— Task directions —
Show all lines below holding the string "background".

(Stored items)
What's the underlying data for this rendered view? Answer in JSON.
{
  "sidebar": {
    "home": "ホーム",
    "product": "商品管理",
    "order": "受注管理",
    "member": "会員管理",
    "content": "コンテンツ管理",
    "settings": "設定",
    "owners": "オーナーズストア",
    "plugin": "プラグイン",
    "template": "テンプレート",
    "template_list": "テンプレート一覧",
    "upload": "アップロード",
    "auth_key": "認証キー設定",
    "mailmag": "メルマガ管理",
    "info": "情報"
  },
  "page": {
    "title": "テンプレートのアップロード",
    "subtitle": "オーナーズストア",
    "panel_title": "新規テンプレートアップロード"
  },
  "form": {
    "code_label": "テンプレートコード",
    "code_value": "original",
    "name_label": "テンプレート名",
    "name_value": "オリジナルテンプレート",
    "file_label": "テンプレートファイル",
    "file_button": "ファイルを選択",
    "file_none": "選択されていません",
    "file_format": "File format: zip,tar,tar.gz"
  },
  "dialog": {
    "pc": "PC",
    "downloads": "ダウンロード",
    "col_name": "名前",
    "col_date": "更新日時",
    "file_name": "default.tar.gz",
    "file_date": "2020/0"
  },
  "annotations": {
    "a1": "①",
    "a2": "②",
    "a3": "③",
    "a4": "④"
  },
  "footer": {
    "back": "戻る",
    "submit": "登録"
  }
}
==
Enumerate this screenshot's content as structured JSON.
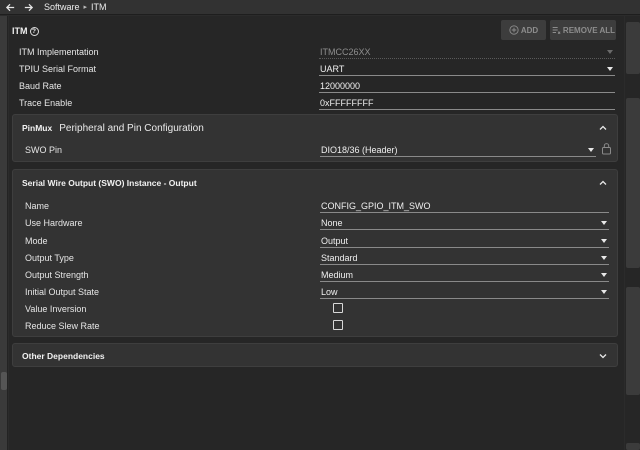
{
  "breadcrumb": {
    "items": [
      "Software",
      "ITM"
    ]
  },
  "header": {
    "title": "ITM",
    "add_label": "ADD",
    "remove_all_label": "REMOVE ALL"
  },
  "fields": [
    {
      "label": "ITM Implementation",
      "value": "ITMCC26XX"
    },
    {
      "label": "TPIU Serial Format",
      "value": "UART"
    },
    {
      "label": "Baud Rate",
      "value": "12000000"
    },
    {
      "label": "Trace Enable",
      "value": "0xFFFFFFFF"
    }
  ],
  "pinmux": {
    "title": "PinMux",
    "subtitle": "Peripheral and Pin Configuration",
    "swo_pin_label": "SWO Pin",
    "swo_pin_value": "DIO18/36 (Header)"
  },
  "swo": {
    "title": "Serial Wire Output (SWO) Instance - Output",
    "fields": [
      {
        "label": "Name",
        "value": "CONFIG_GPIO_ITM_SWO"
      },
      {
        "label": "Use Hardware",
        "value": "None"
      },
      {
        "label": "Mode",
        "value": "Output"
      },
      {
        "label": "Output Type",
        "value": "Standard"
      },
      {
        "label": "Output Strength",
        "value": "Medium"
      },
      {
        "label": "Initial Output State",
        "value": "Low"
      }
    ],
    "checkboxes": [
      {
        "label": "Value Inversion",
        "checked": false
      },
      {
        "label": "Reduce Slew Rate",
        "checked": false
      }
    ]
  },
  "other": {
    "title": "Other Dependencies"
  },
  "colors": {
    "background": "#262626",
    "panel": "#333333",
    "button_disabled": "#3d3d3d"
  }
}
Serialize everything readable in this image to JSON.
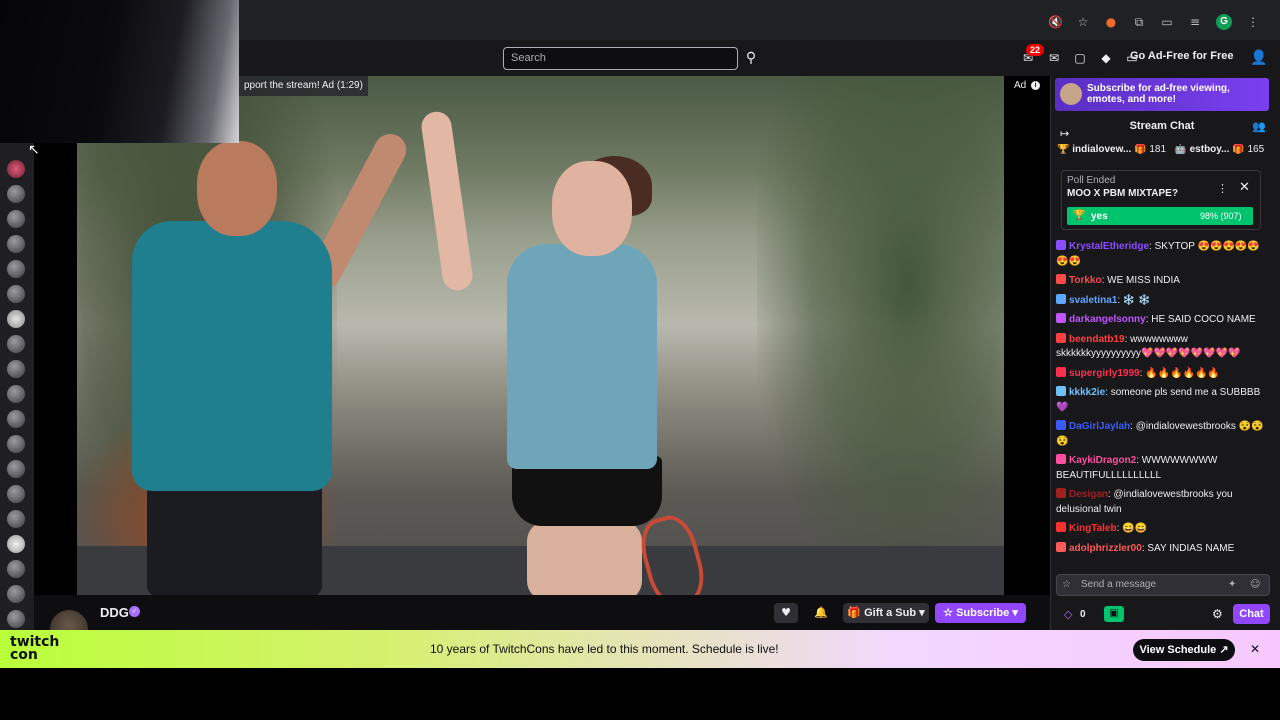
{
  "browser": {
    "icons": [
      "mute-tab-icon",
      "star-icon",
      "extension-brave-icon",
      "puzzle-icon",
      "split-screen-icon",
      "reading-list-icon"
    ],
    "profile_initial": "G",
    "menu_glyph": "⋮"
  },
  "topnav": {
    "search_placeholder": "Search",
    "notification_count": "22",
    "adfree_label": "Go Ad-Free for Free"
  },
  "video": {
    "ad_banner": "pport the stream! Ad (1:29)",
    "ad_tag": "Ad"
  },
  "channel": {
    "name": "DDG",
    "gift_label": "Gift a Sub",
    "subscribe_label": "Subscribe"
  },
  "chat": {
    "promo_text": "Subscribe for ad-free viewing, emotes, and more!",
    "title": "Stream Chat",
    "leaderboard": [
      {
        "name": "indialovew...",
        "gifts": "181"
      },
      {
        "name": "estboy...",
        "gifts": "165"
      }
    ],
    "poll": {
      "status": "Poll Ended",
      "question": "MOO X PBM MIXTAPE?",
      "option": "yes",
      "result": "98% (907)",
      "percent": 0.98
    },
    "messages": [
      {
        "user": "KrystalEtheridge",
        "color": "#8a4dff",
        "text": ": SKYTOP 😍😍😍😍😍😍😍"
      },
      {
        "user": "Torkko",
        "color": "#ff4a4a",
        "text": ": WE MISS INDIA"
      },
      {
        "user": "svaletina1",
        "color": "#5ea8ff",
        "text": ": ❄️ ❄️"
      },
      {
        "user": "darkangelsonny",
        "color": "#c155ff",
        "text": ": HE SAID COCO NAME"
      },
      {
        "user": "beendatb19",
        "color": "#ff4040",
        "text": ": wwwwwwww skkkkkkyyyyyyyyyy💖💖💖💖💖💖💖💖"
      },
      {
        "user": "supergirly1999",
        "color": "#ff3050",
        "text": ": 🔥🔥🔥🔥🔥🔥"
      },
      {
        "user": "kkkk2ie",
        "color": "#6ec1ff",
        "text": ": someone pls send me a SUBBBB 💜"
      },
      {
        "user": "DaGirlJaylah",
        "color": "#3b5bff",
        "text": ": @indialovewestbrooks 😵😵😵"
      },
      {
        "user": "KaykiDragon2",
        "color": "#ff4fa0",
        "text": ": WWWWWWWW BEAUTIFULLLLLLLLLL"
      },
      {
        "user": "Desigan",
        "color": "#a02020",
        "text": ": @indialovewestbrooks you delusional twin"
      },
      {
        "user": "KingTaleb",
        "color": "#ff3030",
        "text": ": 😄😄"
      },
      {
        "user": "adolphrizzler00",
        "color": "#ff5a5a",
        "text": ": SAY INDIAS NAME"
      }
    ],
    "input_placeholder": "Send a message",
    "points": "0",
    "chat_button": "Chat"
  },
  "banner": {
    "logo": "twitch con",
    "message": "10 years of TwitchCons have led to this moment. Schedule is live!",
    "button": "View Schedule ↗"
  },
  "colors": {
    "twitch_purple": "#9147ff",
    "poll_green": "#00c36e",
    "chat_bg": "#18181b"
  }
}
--
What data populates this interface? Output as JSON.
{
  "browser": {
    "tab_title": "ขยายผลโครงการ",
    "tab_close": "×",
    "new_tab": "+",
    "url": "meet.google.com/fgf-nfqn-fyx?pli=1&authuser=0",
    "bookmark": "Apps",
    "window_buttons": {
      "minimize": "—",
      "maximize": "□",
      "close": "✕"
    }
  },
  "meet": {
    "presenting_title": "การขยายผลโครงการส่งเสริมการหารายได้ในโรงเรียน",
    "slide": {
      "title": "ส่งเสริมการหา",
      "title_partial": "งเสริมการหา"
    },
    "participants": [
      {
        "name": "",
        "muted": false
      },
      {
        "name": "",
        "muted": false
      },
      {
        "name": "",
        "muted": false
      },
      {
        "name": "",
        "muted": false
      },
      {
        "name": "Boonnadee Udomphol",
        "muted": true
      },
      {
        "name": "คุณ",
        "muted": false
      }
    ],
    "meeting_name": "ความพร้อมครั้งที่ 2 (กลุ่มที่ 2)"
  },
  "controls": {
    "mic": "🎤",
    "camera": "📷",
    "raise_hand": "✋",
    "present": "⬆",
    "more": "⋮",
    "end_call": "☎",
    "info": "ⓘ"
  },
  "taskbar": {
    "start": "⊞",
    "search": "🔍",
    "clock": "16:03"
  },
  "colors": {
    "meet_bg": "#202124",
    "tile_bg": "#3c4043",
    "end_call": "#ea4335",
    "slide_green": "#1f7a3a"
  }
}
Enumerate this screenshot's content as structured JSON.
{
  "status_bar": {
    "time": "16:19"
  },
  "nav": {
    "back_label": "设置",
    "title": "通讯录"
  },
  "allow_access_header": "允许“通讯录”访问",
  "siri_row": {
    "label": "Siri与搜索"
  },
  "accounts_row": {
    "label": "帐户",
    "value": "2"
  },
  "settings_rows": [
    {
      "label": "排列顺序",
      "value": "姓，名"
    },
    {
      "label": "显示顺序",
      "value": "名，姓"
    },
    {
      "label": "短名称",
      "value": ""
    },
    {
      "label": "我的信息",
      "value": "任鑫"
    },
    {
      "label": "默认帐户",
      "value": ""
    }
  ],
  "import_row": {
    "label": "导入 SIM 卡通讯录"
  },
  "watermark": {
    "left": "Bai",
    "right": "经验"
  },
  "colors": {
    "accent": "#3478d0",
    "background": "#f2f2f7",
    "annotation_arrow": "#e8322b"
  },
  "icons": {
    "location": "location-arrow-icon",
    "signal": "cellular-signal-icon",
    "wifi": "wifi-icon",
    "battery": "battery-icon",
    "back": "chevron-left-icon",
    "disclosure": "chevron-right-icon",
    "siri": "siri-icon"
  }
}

— Answer space —
    "background": "#262626",
    "background": "#f2f2f7",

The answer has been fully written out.